It did eventually get a bit (literally) nippy with the breeze, so we headed back to the warm showers and another night of wine and beer in the kitchen, making new friends.
With sore heads, our 6.45am wake-up call was very much not wanted but we had a long drive ahead down to Waitomo. Sam, our driver (not so obscure, sadly), did give us a quick hangover recovery stop where we could walk through the ruins of an old gold mine in the forest of Waihi. Although, the rope bridges were NOT welcomed by our spinning heads!
I also sorted out my onwards bus travel here, deciding where to hop off for longer now that I knew what was on offer and what the plans of my other travel companions were. My updated itinerary as below:
Arriving in Waitomo, I checked to ‘Kiwi Paka’ hostel but didn’t have long before my booked excision: Black Water Rafting Labyrinth (essentially, 3 hours of tubing in the dark beneath the world’s largest cave system).
We were wet-suited up (a horrible experience when they were freezing cold and wet from previous groups!), given boots and helmets and driven out to the caves. Our group quickly became the jokers and the guides were happy to play along with the banter.
I was first up to test out the waterfall jump technique and flipped straight over the back of my tube! Almost dying of embarassment, I swam out the other end and realised my bum deserved a larger tube (I hate to think the size of tube Lenny’s black girls bum would need!!).

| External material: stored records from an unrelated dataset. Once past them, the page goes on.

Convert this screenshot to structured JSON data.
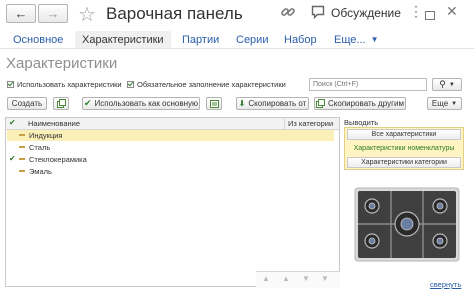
{
  "window": {
    "title": "Варочная панель",
    "discussion_label": "Обсуждение"
  },
  "tabs": [
    {
      "label": "Основное"
    },
    {
      "label": "Характеристики"
    },
    {
      "label": "Партии"
    },
    {
      "label": "Серии"
    },
    {
      "label": "Набор"
    },
    {
      "label": "Еще..."
    }
  ],
  "section": {
    "title": "Характеристики"
  },
  "options": {
    "use_characteristics": "Использовать характеристики",
    "required_fill": "Обязательное заполнение характеристики"
  },
  "search": {
    "placeholder": "Поиск (Ctrl+F)"
  },
  "toolbar": {
    "create": "Создать",
    "use_as_main": "Использовать как основную",
    "copy_from": "Скопировать от",
    "copy_to_others": "Скопировать другим",
    "more": "Еще"
  },
  "table": {
    "headers": {
      "name": "Наименование",
      "from_category": "Из категории"
    },
    "rows": [
      {
        "name": "Индукция",
        "checked": false,
        "selected": true
      },
      {
        "name": "Сталь",
        "checked": false,
        "selected": false
      },
      {
        "name": "Стеклокерамика",
        "checked": true,
        "selected": false
      },
      {
        "name": "Эмаль",
        "checked": false,
        "selected": false
      }
    ]
  },
  "side": {
    "title": "Выводить",
    "options": [
      {
        "label": "Все характеристики",
        "active": false
      },
      {
        "label": "Характеристики номенклатуры",
        "active": true
      },
      {
        "label": "Характеристики категории",
        "active": false
      }
    ],
    "collapse_link": "свернуть"
  },
  "colors": {
    "accent": "#2a5ea8",
    "selection": "#fbefb8",
    "green": "#2a7d2a",
    "active_option": "#fff4c2"
  }
}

Then it was time to enter the “Labyrinth”. At first, the caves were pretty chlostrophobic and absolutely frozen but then we carried on through the rapids, jumping down waterfalls and scrambling across the rocks. Once we reached the middle of the caves, where most of the glow worms could be found, we all linked up, turned off our lights, rested our heads back and were pulled along the water, so that we could just relax and take in the unbelievably pretty lights and patterns made by the glow worms on the cave ceiling, 65m above our heads.

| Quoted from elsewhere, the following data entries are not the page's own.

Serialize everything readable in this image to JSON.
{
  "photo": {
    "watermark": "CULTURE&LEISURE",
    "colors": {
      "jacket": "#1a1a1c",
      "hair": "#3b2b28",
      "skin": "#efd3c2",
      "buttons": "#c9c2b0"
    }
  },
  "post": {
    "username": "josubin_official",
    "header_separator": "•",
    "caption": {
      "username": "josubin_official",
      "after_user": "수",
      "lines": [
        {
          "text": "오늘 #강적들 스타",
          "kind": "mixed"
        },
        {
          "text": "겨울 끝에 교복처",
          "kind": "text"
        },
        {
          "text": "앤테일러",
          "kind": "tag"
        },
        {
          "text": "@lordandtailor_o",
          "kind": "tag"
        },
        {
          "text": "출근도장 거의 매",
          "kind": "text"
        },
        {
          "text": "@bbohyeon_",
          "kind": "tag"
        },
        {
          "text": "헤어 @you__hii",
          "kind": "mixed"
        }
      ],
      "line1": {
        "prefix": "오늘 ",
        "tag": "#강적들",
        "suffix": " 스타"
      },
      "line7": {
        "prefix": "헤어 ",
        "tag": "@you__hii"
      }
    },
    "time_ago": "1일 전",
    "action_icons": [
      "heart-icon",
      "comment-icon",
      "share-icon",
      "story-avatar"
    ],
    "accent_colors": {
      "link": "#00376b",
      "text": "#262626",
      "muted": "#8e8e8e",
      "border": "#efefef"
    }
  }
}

The caving ended with us all turning out our torches and using the glow worms to find the ‘light at the end of the tunnel’ leading out of the cave. But once we were out, we became very aware of our blue lips, claw hands and the fact we couldn’t unfasten our helmets. It was like we had paralysed hands!
Once back at the base, warmed up under the scolding showers and fed up on tomato soup and toasted bagels (heaven), we got to see the classically awful group pictures, including me tipping over at the start.
The getting warm process continued back at the hostel, where Monique and I whacked our radiators up full blast, put on our comfiest trackies and warm up over dinner and a cup of tea. Us girls did head down the the world famous ‘Curly’s Bar’ but it closed fairly early and we were back in bed by 11.30pm, with a nice lie-in of 8am to look forward to in the morning.
My round up of Inner North Island is that Waitomo caves are absolutely fantastic and the secluded spots are an excellent way to get closer to your new travelling companions.
One week now in to ‘life from a bag’ and so far, so hot and cold!